An international expert in de-mining, Mr Cameron Imber told the portfolio committee on Defence, Home Affairs and Security Services that Zimbabwe’s land-mines planted by Rhodesians were much more than those found in war torn countries like Afghanistan and Kosovo, among other countries he had worked in. Mr Imber, who was contracted by the Nowergian People’s Agency (NPA), a non-governmental-organisation in Norway to train de-miners at Border Streams, Vumba with new technology, was giving a briefing to the committee chaired by Bubi MP Cde Clifford Sibanda (Zanu-PF) that was on a fact finding mission on the landmine situation in the country. A New Zealand national but employed by the United States government, Mr Imber said he had 14 years experience in de-mining and worked in Afghanistan, Cambodia, Kosovo, Mozambique Georgia, among other countries in the world. Norwegian People’s Agency was one of the development partners Government signed an agreement with to fund the de-mining of landmines in Burma Valley, Border Stream and Rusitu Muzite in Chipinge.
“I have conducted de-mining in many countries that include Afghanistan, Cambodia and Mozambique and am now in Zimbabwe. What I have established is that Zimbabwe ranks as one of the worst infected countries with land-mines. It has got more than 2,5 million mines, I am still to see a country which surpasses that number,” said Mr Imber.
“In Cambodia, there are less than 2 million mines, the same with Afghanistan.
In Mozambique there were about 150 000 mines. This shows how determined the Rhodesians were in blocking liberation fighters from coming to Zimbabwe.

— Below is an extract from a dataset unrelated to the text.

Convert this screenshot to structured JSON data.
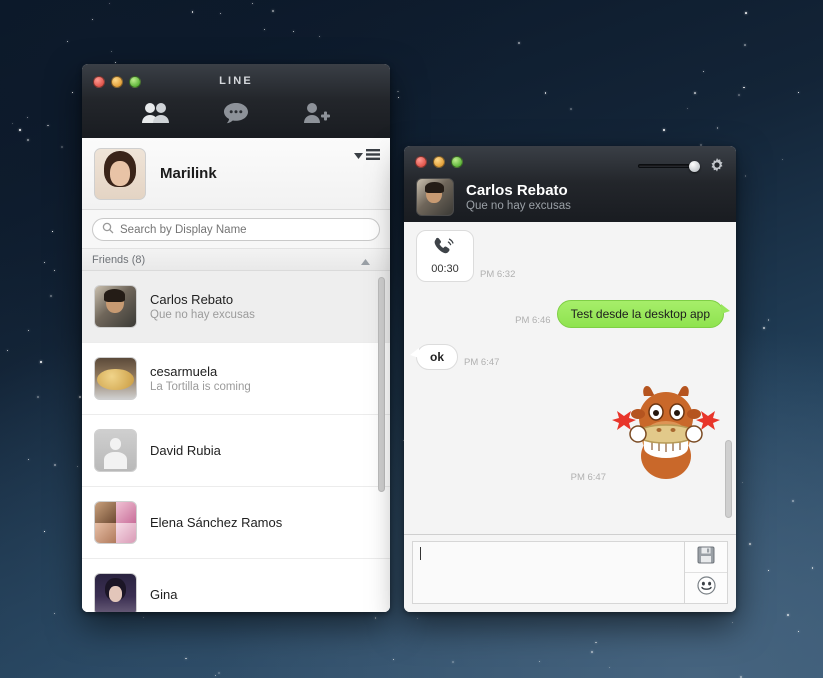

They wanted to seal off all the borders used by fighters.”
He said there was need for Zimbabwe to engage more partners to mobilise resources in de-mining efforts because it would be difficult for Harare alone to clear the lethal devices.
NPA has since completed de-mining at Burma Valley and will officially handover the area to the Government next month.
NPA site superviser, Mr Clemence Homba said the rate at which they were recovering landmines was higher at Border Stream than at Burma Valley.
He said a total of 1 316 devices had been recovered to date from the few days that they were on the site.
“We started here in June but the quantity of devices recovered is amazing, some of them were recovered by locals,” he said.
Mr Homba said the presence of landmines had not only affected free movement of people but hindered grazing and arable land.
He said their completion of Burma Valley would go a long way in settling villagers who wanted land for agriculture.
NPA and the Zimbabwe National Army were the only organisations undertaking de-mining activities in the country.
Operations by ZNA were, however, hampered by inadequate resources at Dumiso mining base in Sengwe near Chikombedzi.